→ PROBLEM DETAILS: An exact reproduction of all the data is needed, with no images in it.
= Beginning of Section =
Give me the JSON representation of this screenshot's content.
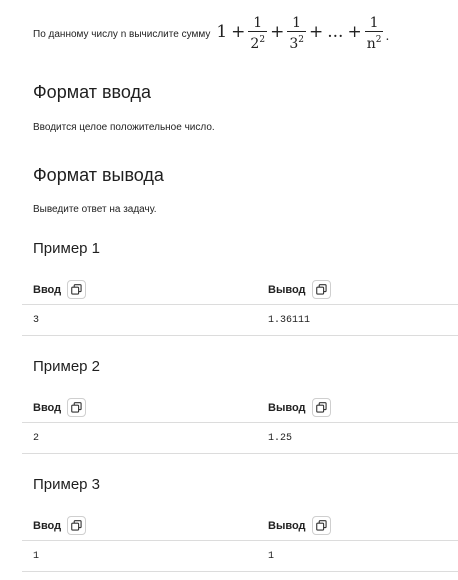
{
  "statement": {
    "text": "По данному числу n вычислите сумму",
    "formula": {
      "lead": "1",
      "plus": "+",
      "terms": [
        {
          "num": "1",
          "den": "2",
          "exp": "2"
        },
        {
          "num": "1",
          "den": "3",
          "exp": "2"
        }
      ],
      "ellipsis": "...",
      "last": {
        "num": "1",
        "den": "n",
        "exp": "2"
      },
      "end": "."
    }
  },
  "input_format": {
    "title": "Формат ввода",
    "text": "Вводится целое положительное число."
  },
  "output_format": {
    "title": "Формат вывода",
    "text": "Выведите ответ на задачу."
  },
  "examples": [
    {
      "title": "Пример 1",
      "input_label": "Ввод",
      "output_label": "Вывод",
      "input": "3",
      "output": "1.36111"
    },
    {
      "title": "Пример 2",
      "input_label": "Ввод",
      "output_label": "Вывод",
      "input": "2",
      "output": "1.25"
    },
    {
      "title": "Пример 3",
      "input_label": "Ввод",
      "output_label": "Вывод",
      "input": "1",
      "output": "1"
    }
  ]
}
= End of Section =
→ RESPONSE AREA:
Give me the JSON representation of this screenshot's content.
{
  "statement": {
    "text": "По данному числу n вычислите сумму",
    "formula": {
      "lead": "1",
      "plus": "+",
      "terms": [
        {
          "num": "1",
          "den": "2",
          "exp": "2"
        },
        {
          "num": "1",
          "den": "3",
          "exp": "2"
        }
      ],
      "ellipsis": "...",
      "last": {
        "num": "1",
        "den": "n",
        "exp": "2"
      },
      "end": "."
    }
  },
  "input_format": {
    "title": "Формат ввода",
    "text": "Вводится целое положительное число."
  },
  "output_format": {
    "title": "Формат вывода",
    "text": "Выведите ответ на задачу."
  },
  "examples": [
    {
      "title": "Пример 1",
      "input_label": "Ввод",
      "output_label": "Вывод",
      "input": "3",
      "output": "1.36111"
    },
    {
      "title": "Пример 2",
      "input_label": "Ввод",
      "output_label": "Вывод",
      "input": "2",
      "output": "1.25"
    },
    {
      "title": "Пример 3",
      "input_label": "Ввод",
      "output_label": "Вывод",
      "input": "1",
      "output": "1"
    }
  ]
}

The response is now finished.